    When it comes to parenting, I wish I knew about elimination communication before my son Bear was 6 months old. I would have done it right from Birth! The Kind Mama has a whole chapter on this. It saves you from ever needing to potty train!!! An amazing game changer! -Alicia Silverstone

    Ignore the naysayers

    1) Do what you love — I wish I had focused on directing rather than splitting my focus. I love acting and directing, but I was being urged to direct quite often in the late 90s/early 2000s. I only focused in about 2010 and it’s a long road. So…

    2) Focus. Find your love and focus.

    3) Ignore the naysayers. Really. Everyone gives advice from their own history, and your life will never be theirs. You will hear NO constantly. Who cares. There’s a YES out there.

    4) Surround yourself with people who are already successful.
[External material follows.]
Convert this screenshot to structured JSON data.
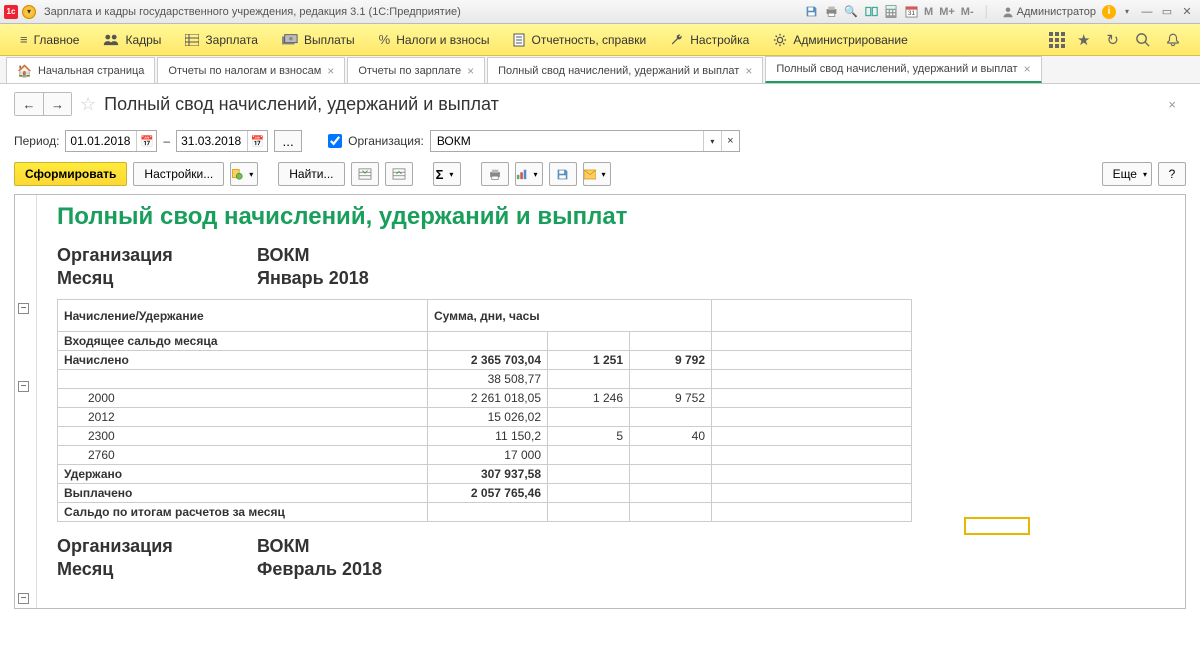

Watch them. Learn from them. If you surround yourself with people who are “struggling” you will be surrounded by that mindset. Surround yourself with the “winner” mindset.

    5) Take action when it feels right. I believe in the law of attraction, which states that things come to you, rather than you making things happen. There is no law of assertion. You can’t force things to happen. So before you take an action for your career, make sure your heart feels it is right. That is is the right moment. If you move out of desperation, lack, or frustration, you won’t get what you truly want.-Colleen Davie Janes

    Create your own post!

    This post was created by a member of the BuzzFeed Community.You can join and make your own posts and quizzes.

    Sign up to create your first post!